I was an @large candidate and I chair france@large, an association we incorporated with the majority of the French @large candidates. I moderate several lists including icann-fra (in French). I support the IDNO efforts for Registrants and Individual Users representation. I am a Member of the DNSO/BC as an SME, of the NonCom and I asked to join the IPC.
I created the small world@wide foundation to foster common interest efforts, e-human rights research, endeavors against the international digital divide. It provides synergy coordination and limited donated support and secretariat services.
I was born in 1944. My wife Françoise just decided to take some serious training at Internet stuff. I got three kids. One is no more but present to all of us. One is on the DNSO/GA and quite interested in DNS issues, the other plays classical piano faster than I type in Frenglish on my keyboard.

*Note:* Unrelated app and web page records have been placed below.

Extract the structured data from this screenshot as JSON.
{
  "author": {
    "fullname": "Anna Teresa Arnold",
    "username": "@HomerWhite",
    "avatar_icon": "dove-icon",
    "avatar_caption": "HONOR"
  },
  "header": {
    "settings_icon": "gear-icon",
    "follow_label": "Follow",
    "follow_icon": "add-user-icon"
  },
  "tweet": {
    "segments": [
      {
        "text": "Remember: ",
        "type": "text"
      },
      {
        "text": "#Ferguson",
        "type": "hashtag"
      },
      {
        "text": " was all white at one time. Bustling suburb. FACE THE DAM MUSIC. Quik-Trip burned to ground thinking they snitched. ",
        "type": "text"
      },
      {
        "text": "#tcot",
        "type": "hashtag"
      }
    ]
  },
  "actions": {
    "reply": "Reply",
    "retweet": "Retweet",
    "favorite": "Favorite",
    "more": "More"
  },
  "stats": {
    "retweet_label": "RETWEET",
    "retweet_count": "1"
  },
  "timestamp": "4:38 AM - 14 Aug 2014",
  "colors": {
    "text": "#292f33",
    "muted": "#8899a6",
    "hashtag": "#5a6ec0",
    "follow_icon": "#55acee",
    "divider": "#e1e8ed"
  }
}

10. A statement indicating your ideas, intentions and/or the reason why you consider you should be elected to serve in the ICANN Board (no more than 500 words):
I have a very simple vision of the Internet: our free consensus to use the TCP/IP protocol set, the IP addressing plan and the Domain Name System.
To me the DNS is a continuation in the virtual world of the geographical and of the postal naming plans. We freely name our virtual domains and register them as part of the top level TLD of our choice, on a first come, first serve basis. TLD Managers are our delegated trustees.
As a trustees' trustee the ICANN is to share in supporting the common infrastructure. This means maintaining three registers - protocols, IP blocks and USG root TLDs - and operating the USG Root. These are the IANA functions purchased from the USG for less than $10.000.
This mission should be carried in a simple, cheap, transparent and stable way by a reduced Staff under the direction of a BoD composed of 9 Members from SOs (netwide infrastructure concerns), 9 Members from @large (user interests - 5 on a geographical and 4 on a specialized basis) and one for the Staff. Bylaws, corporation policies and budget should be approved by a General Assembly made of the National (NICs) and of TLD Registrants Communities.
Decisions process and internal dialog at every level should use the same online management system (to be devised) providing adequate visibility and understanding to everyone.
As internal consulting structures benefiting from participants' expertise, support organizations should be multi-lingual and funded by the ICANN. A Legal SO is missing. Internet Users, Registrants and DNS developers should be represented at the same level as Registries and Registrars. A Consummation Advisory Committee should be created. Business representation should be more structured.
The ICANN should review its policy to :
There are the bureaucratic Internet by the ICANN Staff, the commercial Internet by Registries and the real Internet by the source code. IMHO only the later may foster competition by innovation and address our expectations.
Position link: http://jefsey.com